Kenneth McCoy, retired police chief in Anchorage, Alaska, has been named chief of the Tempe Police Department. McCoy retired in 2022 as chief of the Anchorage department after 27 years of service.
He is a U.S. Army veteran and served 10 years in the Alaska Army National Guard. He was honorably discharged as a captain in 2000. McCoy has a Bachelor’s degree in justice from the University of Alaska Anchorage and a certificate in Leading Diversity from the University of Virginia Darden School of Business. He is a graduate of the FBI National Academy and the FBI National Executive Institute. “Being a good police chief takes law enforcement expertise, management skills, leadership abilities and an abundance of character.
Kenneth McCoy has those attributes and many more,” said City Manager Andrew Ching, who announced the appointment. Currently, McCoy serves as a chief Diversity, Equity and Inclusion Officer for Providence, a nonprofit healthcare organization in Alaska. While with the Anchorage department, he served in command assignments in the Patrol and Detective Divisions and Internal Affairs. He has experience as a detective and a detective supervisor of violent crimes.
“I’m honored to be joining the Tempe Police Department as their new chief, and I can’t wait to connect with the community,” McCoy said. “Together, we’ll work to build an even safer, stronger and more united Tempe.” The search for a new Chief began in February following former Chief Jeff Glover’s appointment by Gov. Katie Hobbs to serve as director of the Arizona Department of Public Safety.

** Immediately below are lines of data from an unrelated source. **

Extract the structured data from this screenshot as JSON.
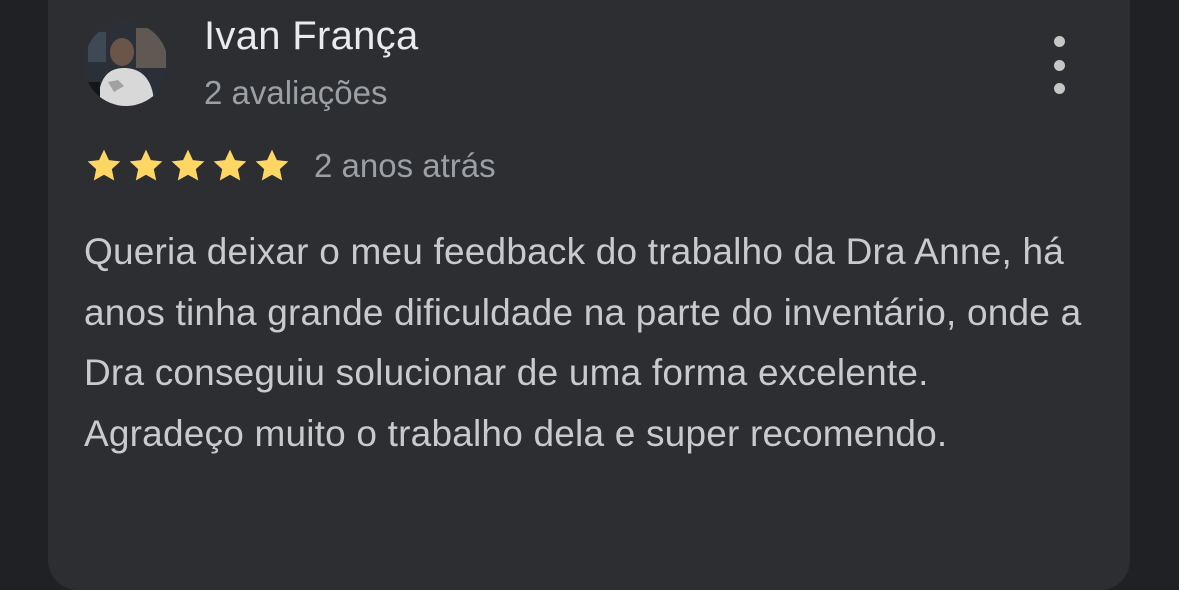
{
  "review": {
    "reviewer_name": "Ivan França",
    "review_count": "2 avaliações",
    "rating": 5,
    "max_rating": 5,
    "date": "2 anos atrás",
    "text": "Queria deixar o meu feedback do trabalho da Dra Anne, há anos tinha grande dificuldade na parte do inventário, onde a Dra conseguiu solucionar de uma forma excelente. Agradeço muito o trabalho dela e super recomendo."
  },
  "icons": {
    "more": "more-vert-icon",
    "star": "star-icon",
    "avatar": "user-avatar"
  },
  "colors": {
    "background": "#202124",
    "card": "#2d2e31",
    "star": "#fdd663",
    "name": "#e8eaed",
    "secondary": "#9aa0a6",
    "body": "#c8cacd"
  }
}
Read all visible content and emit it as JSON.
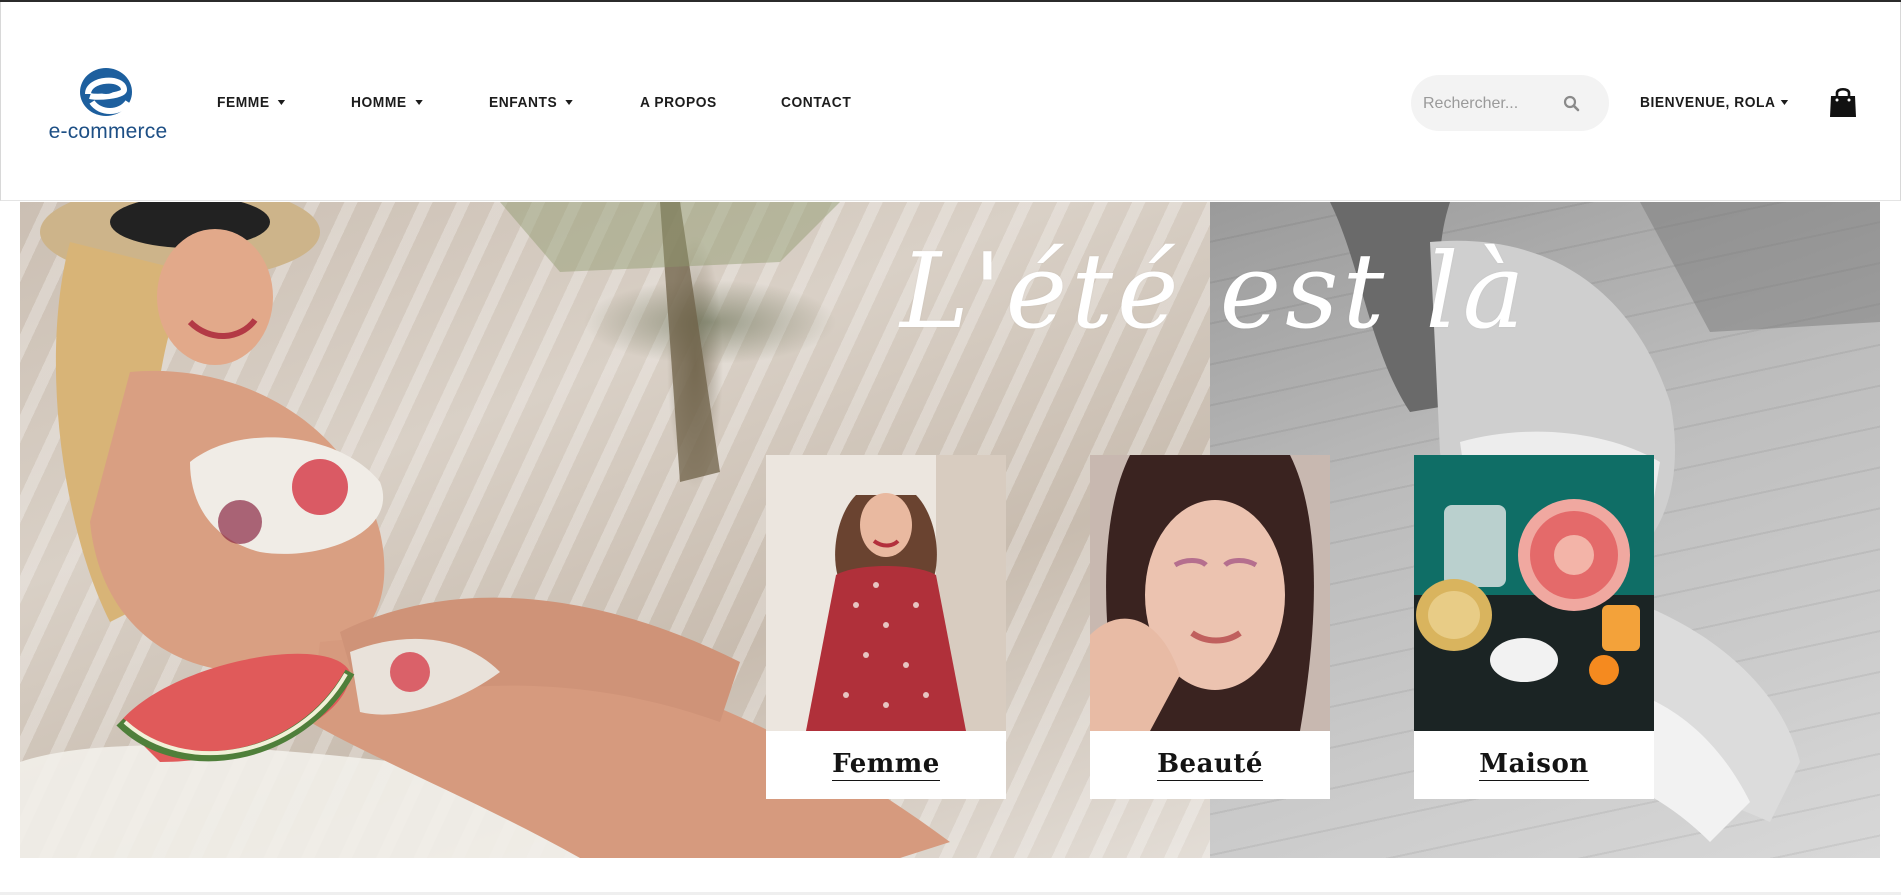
{
  "brand": {
    "logo_text": "e-commerce",
    "logo_color": "#1d4f85"
  },
  "nav": {
    "items": [
      {
        "label": "FEMME",
        "has_dropdown": true
      },
      {
        "label": "HOMME",
        "has_dropdown": true
      },
      {
        "label": "ENFANTS",
        "has_dropdown": true
      },
      {
        "label": "A PROPOS",
        "has_dropdown": false
      },
      {
        "label": "CONTACT",
        "has_dropdown": false
      }
    ]
  },
  "search": {
    "placeholder": "Rechercher...",
    "value": "",
    "icon": "search-icon"
  },
  "account": {
    "welcome_label": "BIENVENUE, ROLA",
    "cart_icon": "shopping-bag-icon"
  },
  "hero": {
    "title": "L'été est là"
  },
  "categories": [
    {
      "label": "Femme",
      "photo_accent": "#b0303a"
    },
    {
      "label": "Beauté",
      "photo_accent": "#d9a08c"
    },
    {
      "label": "Maison",
      "photo_accent": "#0f6e66"
    }
  ]
}
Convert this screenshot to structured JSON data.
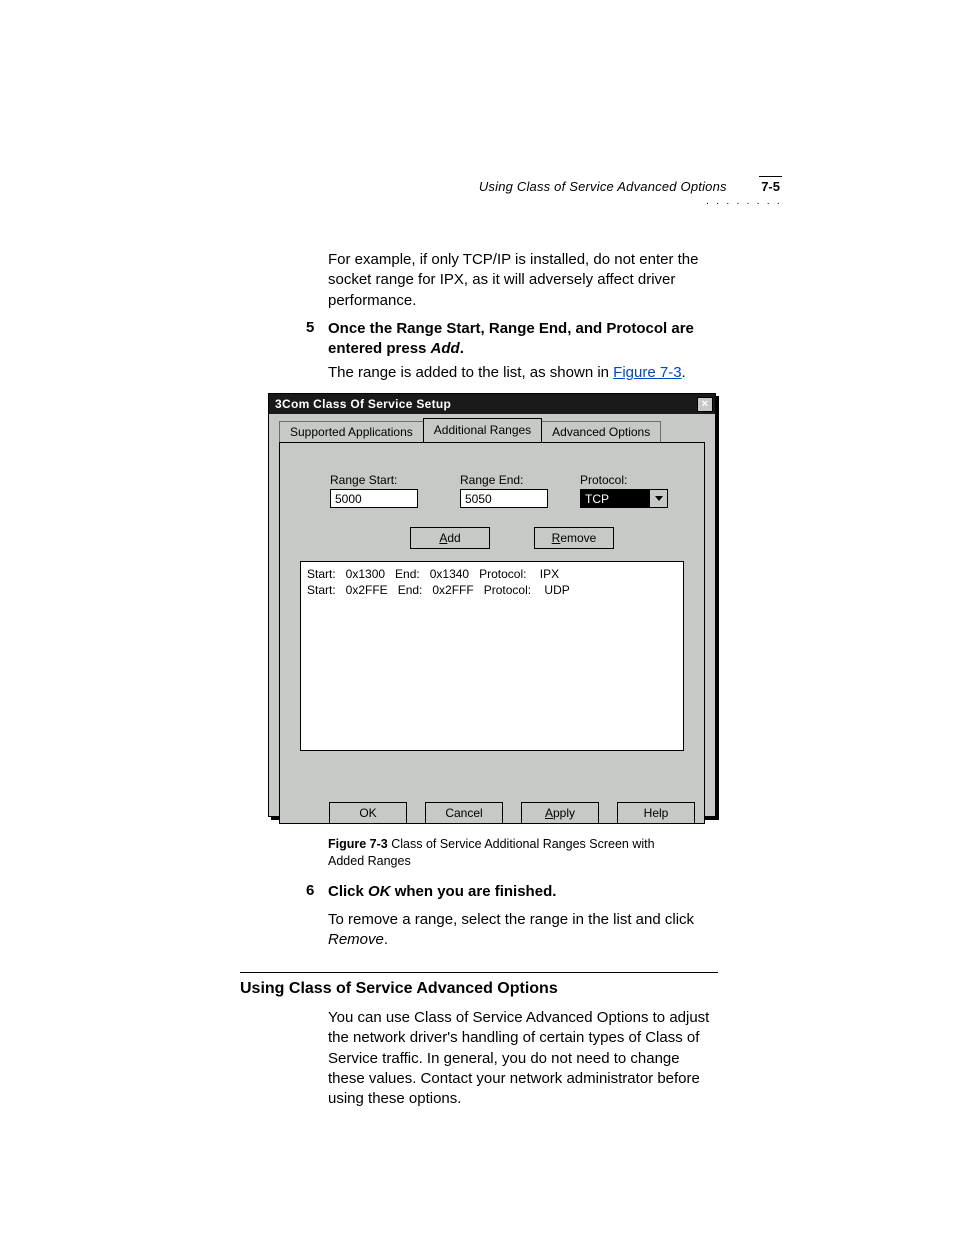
{
  "header": {
    "running_title": "Using Class of Service Advanced Options",
    "page_number": "7-5",
    "dots": "· · · · · · · ·"
  },
  "body": {
    "example_para": "For example, if only TCP/IP is installed, do not enter the socket range for IPX, as it will adversely affect driver performance.",
    "step5_num": "5",
    "step5_line1": "Once the Range Start, Range End, and Protocol are",
    "step5_line2_a": "entered press ",
    "step5_line2_em": "Add",
    "step5_line2_b": ".",
    "range_added_a": "The range is added to the list, as shown in ",
    "range_added_link": "Figure 7-3",
    "range_added_b": ".",
    "fig_label": "Figure 7-3",
    "fig_caption": "   Class of Service Additional Ranges Screen with Added Ranges",
    "step6_num": "6",
    "step6_a": "Click ",
    "step6_em": "OK",
    "step6_b": " when you are finished.",
    "remove_a": "To remove a range, select the range in the list and click ",
    "remove_em": "Remove",
    "remove_b": ".",
    "section_heading": "Using Class of Service Advanced Options",
    "adv_para": "You can use Class of Service Advanced Options to adjust the network driver's handling of certain types of Class of Service traffic. In general, you do not need to change these values. Contact your network administrator before using these options."
  },
  "dialog": {
    "title": "3Com Class Of Service Setup",
    "close": "×",
    "tabs": {
      "supported": "Supported Applications",
      "additional": "Additional Ranges",
      "advanced": "Advanced Options"
    },
    "labels": {
      "range_start": "Range Start:",
      "range_end": "Range End:",
      "protocol": "Protocol:"
    },
    "values": {
      "range_start": "5000",
      "range_end": "5050",
      "protocol": "TCP"
    },
    "buttons": {
      "add_pre": "",
      "add_u": "A",
      "add_post": "dd",
      "remove_pre": "",
      "remove_u": "R",
      "remove_post": "emove",
      "ok": "OK",
      "cancel": "Cancel",
      "apply_pre": "",
      "apply_u": "A",
      "apply_post": "pply",
      "help": "Help"
    },
    "list_text": "Start:   0x1300   End:   0x1340   Protocol:    IPX\nStart:   0x2FFE   End:   0x2FFF   Protocol:    UDP"
  }
}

Tempe invited applications from internal and external candidates. They were Josie Montenegro, interim Police Chief in Tempe; Tom Worthy, police chief in The Dalles, Ore.; and retired Phoenix Police Commander Tom Van Dorn. According to the Tempe City Charter, it is the city manager who has ultimate hiring authority for city employees, including hiring and management of the role of Police Chief.
“The Tempe Officers Assn. looks forward to working with Chief McCoy to keep Tempe safe and to create much-needed resources for the men and women answering the calls 24/7 every day,” said TOA President Sgt. Rob Ferraro. “We share the same goals – to make Tempe an example of how to work with the community as a 21st Century police force.” McCoy will begin work in Tempe on June 5.